St. Stephen (in Hungarian Szent István) was born around 970-975 in Esztergom. He was a member of the Árpád dynasty, born a pagan but was baptized as a Christian. In 996, he married Gisela of Bavaria, sister of the future Holy Roman emperor, Henry II. After the death of his father, Grand Prince Géza, Stephen combated an insurrection led by his cousin, Koppány, who claimed the throne in accordance with Árpád succession rules. After defeating Koppány, Stephen was crowned as (the first) king of Hungary with a crown received from Pope Sylvester II.
His coronation took place around 1021 years ago, on Christmas Day in 1000 and it signified Hungary’s entry into the family of European Christian nations. Stephen treated the church as the principal pillar of his authority, dispatching missionaries throughout his realm, founding bishoprics and abbeys and making the building of churches mandatory. He died in 1038 and became Hungary’s patron saint.
The king’s naturally mummified right hand is one of the most significant Hungarian national relics, found when his stone grave was opened on August 20th, 1083, in Székesfehérvár. (The identification mark of the right hand was the king’s ring, which adorned the hand.) The relic saw a few adventures in its time. During the Turkish occupation, it ended up in Ragusa (today: Dubrovnik, Croatia), where it was guarded by Dominican friars, attracting a growing number of pilgrims to the city.
Queen Maria Theresa (1717–1780), late successor of St. Stephen on the Hungarian throne, negotiated the return of the Holy Right Hand in 1771, offering to the historical city of Ragusa her protection against the threat of Russian invasion in return. In her charter decree, she set out how the relic, St. Stephen’s mummified hand is to be respected throughout the country.
During World War II, the Holy Right Hand was concealed – similarly to the coronation jewels – near Salzburg, in Austria. The relic arrived back to Hungary in 1945, and it has been on display in Saint Stephen’s Basilica in Budapest since 1987.

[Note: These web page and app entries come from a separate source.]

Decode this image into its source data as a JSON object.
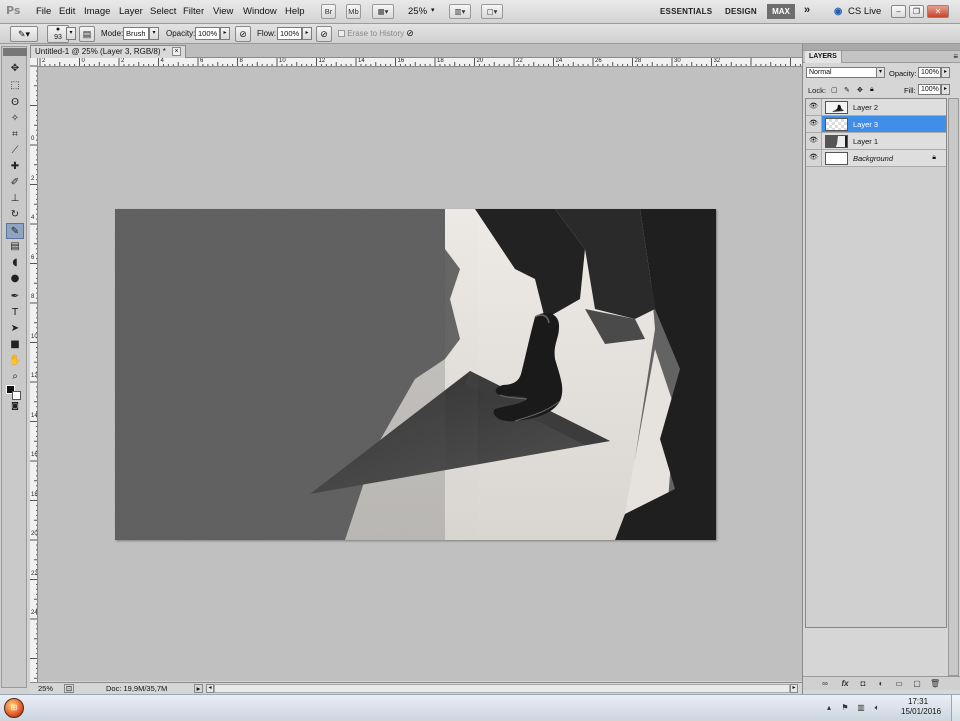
{
  "menubar": {
    "logo": "Ps",
    "items": [
      "File",
      "Edit",
      "Image",
      "Layer",
      "Select",
      "Filter",
      "View",
      "Window",
      "Help"
    ],
    "bridge_label": "Br",
    "minibridge_label": "Mb",
    "zoom": "25%",
    "workspaces": [
      "ESSENTIALS",
      "DESIGN",
      "MAX"
    ],
    "more": "»",
    "cs_live": "CS Live"
  },
  "options_bar": {
    "brush_size": "93",
    "mode_label": "Mode:",
    "mode_value": "Brush",
    "opacity_label": "Opacity:",
    "opacity_value": "100%",
    "flow_label": "Flow:",
    "flow_value": "100%",
    "erase_to_history": "Erase to History"
  },
  "document": {
    "tab_title": "Untitled-1 @ 25% (Layer 3, RGB/8) *",
    "ruler_labels": [
      "2",
      "0",
      "2",
      "4",
      "6",
      "8",
      "10",
      "12",
      "14",
      "16",
      "18",
      "20",
      "22",
      "24",
      "26",
      "28",
      "30",
      "32"
    ],
    "ruler_v_labels": [
      "0",
      "2",
      "4",
      "6",
      "8",
      "10",
      "12",
      "14",
      "16",
      "18",
      "20",
      "22",
      "24"
    ]
  },
  "status": {
    "zoom": "25%",
    "doc_info": "Doc: 19,9M/35,7M"
  },
  "layers_panel": {
    "tab": "LAYERS",
    "blend_mode": "Normal",
    "opacity_label": "Opacity:",
    "opacity_value": "100%",
    "lock_label": "Lock:",
    "fill_label": "Fill:",
    "fill_value": "100%",
    "layers": [
      {
        "name": "Layer 2",
        "selected": false
      },
      {
        "name": "Layer 3",
        "selected": true
      },
      {
        "name": "Layer 1",
        "selected": false
      },
      {
        "name": "Background",
        "selected": false
      }
    ]
  },
  "taskbar": {
    "time": "17:31",
    "date": "15/01/2016"
  },
  "colors": {
    "selected_layer": "#3f8ee8",
    "canvas_bg": "#c0c0c0",
    "max_workspace": "#6d6d6d"
  }
}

The charter issued by Queen Maria Theresa on 7th August, 1772 in Vienna is a parchment volume, sealed with the greater Hungarian secret seal and consists of 10 pages. It is kept by the National Archives of Hungary, in Budapest (under the reference code HU-MNL-OL – C 90 – № 11).
The record is showcased in the first thematic exhibition of the European Digital Treasures project, entitled Construction of Europe – History, Memory and Myth of Europeanness over 1000 years.
Written by Dorottya Szabó
Senior Archivist, National Archives of Hungary